## [Exercise aim]
Could you copy out all of the records below exactly, leaving out every picture?

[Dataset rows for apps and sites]
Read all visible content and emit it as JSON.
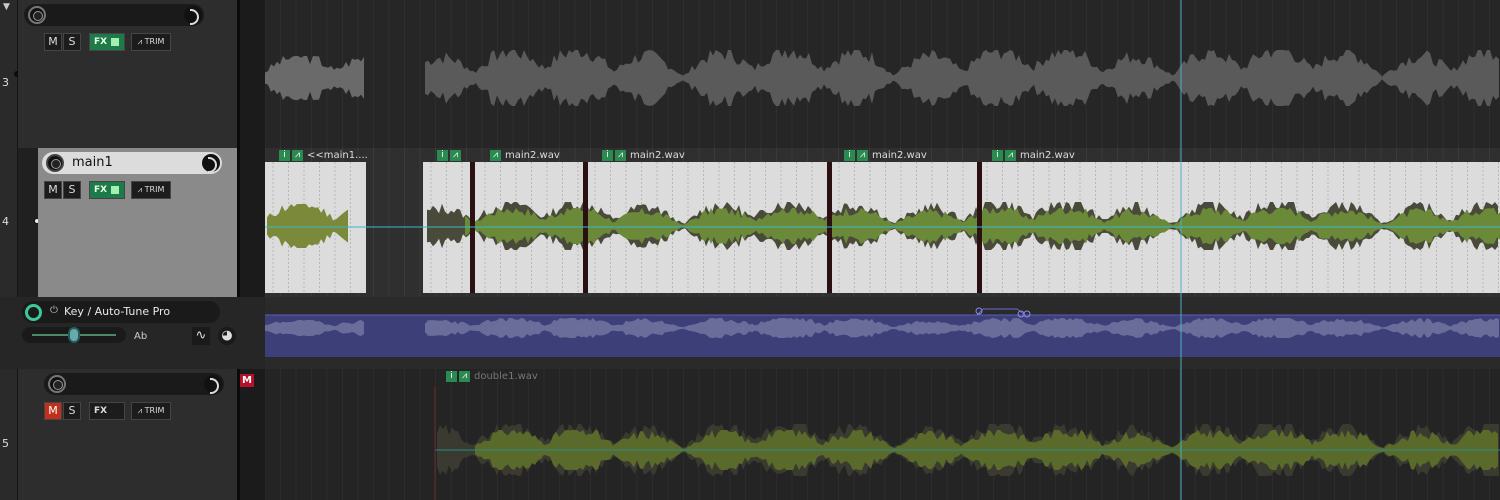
{
  "collapse_icon": "triangle-down-icon",
  "tracks": [
    {
      "number": "3",
      "name": "",
      "mute": "M",
      "solo": "S",
      "fx": "FX",
      "trim": "TRIM",
      "fx_active": true,
      "muted": false,
      "selected": false
    },
    {
      "number": "4",
      "name": "main1",
      "mute": "M",
      "solo": "S",
      "fx": "FX",
      "trim": "TRIM",
      "fx_active": true,
      "muted": false,
      "selected": true
    },
    {
      "number": "5",
      "name": "",
      "mute": "M",
      "solo": "S",
      "fx": "FX",
      "trim": "TRIM",
      "fx_active": false,
      "muted": true,
      "selected": false
    }
  ],
  "fx_lane": {
    "plugin_name": "Key / Auto-Tune Pro",
    "key_value": "Ab",
    "power_icon": "power-icon",
    "curve_icon": "curve-shape-icon",
    "knob_icon": "knob-icon"
  },
  "track5_mute_badge": "M",
  "items": {
    "track4": [
      {
        "label": "<<main1....",
        "i": "i"
      },
      {
        "label": "main2.wav",
        "i": "i"
      },
      {
        "label": "main2.wav",
        "i": "i"
      },
      {
        "label": "main2.wav",
        "i": "i"
      },
      {
        "label": "main2.wav",
        "i": "i"
      }
    ],
    "track5": [
      {
        "label": "double1.wav",
        "i": "i"
      }
    ]
  },
  "colors": {
    "background": "#202020",
    "selected_item": "#dcdcdc",
    "fx_green": "#1e7a48",
    "mute_red": "#c0301c",
    "envelope_lane": "#3d3f78",
    "cursor": "#4fb0c0"
  }
}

## [Answer]
Read all visible content and emit it as JSON.
{
  "collapse_icon": "triangle-down-icon",
  "tracks": [
    {
      "number": "3",
      "name": "",
      "mute": "M",
      "solo": "S",
      "fx": "FX",
      "trim": "TRIM",
      "fx_active": true,
      "muted": false,
      "selected": false
    },
    {
      "number": "4",
      "name": "main1",
      "mute": "M",
      "solo": "S",
      "fx": "FX",
      "trim": "TRIM",
      "fx_active": true,
      "muted": false,
      "selected": true
    },
    {
      "number": "5",
      "name": "",
      "mute": "M",
      "solo": "S",
      "fx": "FX",
      "trim": "TRIM",
      "fx_active": false,
      "muted": true,
      "selected": false
    }
  ],
  "fx_lane": {
    "plugin_name": "Key / Auto-Tune Pro",
    "key_value": "Ab",
    "power_icon": "power-icon",
    "curve_icon": "curve-shape-icon",
    "knob_icon": "knob-icon"
  },
  "track5_mute_badge": "M",
  "items": {
    "track4": [
      {
        "label": "<<main1....",
        "i": "i"
      },
      {
        "label": "main2.wav",
        "i": "i"
      },
      {
        "label": "main2.wav",
        "i": "i"
      },
      {
        "label": "main2.wav",
        "i": "i"
      },
      {
        "label": "main2.wav",
        "i": "i"
      }
    ],
    "track5": [
      {
        "label": "double1.wav",
        "i": "i"
      }
    ]
  },
  "colors": {
    "background": "#202020",
    "selected_item": "#dcdcdc",
    "fx_green": "#1e7a48",
    "mute_red": "#c0301c",
    "envelope_lane": "#3d3f78",
    "cursor": "#4fb0c0"
  }
}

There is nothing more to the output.